Like an Olympic competitor, Mrs. Henry dug deep.
From her mental recipe box she plucked a classic French veal stock equally serviceable as a demi-glace for vegetable dishes or as the secret flavor ingredient to any meat sauce or ragout.
Auguste Escoffier invented the versatile veal stock. Neither sweet nor salty, neither bitter nor sour, veal stock adds flavor and body to nearly any preparation. My Phuong makes this stock and freezes it in ice cube trays. She adds a single cube as a final touch to french beans or mushrooms. The results are sensational.
Lorna drank two cups spoonlessly and pronounced it “worth living for.”
Mrs. Henry’s veal stock
2 veal shank bones (quartered by the butcher)
2 stalks of celery
1 onion, quartered
1 turnip, quartered
1 bunch parsley
1 handful of baby carrots
Roast the bones at 425˚ until golden brown, about 35 minutes. In 3-quart or larger pot cover with water, add ingredients and simmer for at least 4 hours. Let cool. Remove bones and pour stock through sieve. Refrigerate. When cool, skim fat. Reheat to liquid state and pour cheesecloth strainer (or fine sieve). Add salt.

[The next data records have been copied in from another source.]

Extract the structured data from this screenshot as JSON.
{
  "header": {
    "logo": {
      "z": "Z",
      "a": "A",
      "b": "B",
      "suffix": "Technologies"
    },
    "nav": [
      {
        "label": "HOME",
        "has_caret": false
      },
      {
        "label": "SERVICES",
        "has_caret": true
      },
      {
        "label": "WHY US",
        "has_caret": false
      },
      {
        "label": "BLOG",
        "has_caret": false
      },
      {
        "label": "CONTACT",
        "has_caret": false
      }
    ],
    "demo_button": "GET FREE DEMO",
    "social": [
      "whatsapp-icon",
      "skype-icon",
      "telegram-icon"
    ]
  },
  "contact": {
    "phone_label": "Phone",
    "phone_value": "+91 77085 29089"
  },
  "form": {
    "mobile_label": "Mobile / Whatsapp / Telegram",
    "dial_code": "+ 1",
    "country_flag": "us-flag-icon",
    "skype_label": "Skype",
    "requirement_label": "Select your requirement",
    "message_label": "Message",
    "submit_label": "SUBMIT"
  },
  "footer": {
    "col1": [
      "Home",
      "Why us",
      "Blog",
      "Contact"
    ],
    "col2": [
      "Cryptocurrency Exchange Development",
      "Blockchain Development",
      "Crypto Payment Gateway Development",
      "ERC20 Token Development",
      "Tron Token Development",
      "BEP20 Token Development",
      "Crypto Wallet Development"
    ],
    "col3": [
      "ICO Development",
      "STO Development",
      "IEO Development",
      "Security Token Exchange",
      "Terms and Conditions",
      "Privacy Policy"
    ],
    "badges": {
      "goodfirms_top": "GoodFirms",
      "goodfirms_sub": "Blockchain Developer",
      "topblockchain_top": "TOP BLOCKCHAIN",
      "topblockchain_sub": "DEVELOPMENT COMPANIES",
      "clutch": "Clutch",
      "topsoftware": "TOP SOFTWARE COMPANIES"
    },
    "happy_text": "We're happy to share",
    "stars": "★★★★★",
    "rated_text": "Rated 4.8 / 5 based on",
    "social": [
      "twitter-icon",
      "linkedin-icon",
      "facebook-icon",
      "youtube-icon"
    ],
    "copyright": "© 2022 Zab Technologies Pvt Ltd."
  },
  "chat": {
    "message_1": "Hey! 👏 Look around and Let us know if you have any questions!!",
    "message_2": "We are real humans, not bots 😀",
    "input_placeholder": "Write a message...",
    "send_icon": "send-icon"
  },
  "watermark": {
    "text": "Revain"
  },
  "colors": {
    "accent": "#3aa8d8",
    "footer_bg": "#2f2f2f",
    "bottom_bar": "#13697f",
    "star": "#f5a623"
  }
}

Any veal bones will do nicely. Michael Ruhlman suggests veal breast, and his recipes are highly reliable.
You may roast the root vegetables, as well, but not for as long as the meat. Leeks work very well, too, as does fresh thyme, neither of which were available this time.
The extra step of refrigerating to remove fat ensures a lean, light broth. If you want a richer demi-glace for braising, however, skip this step.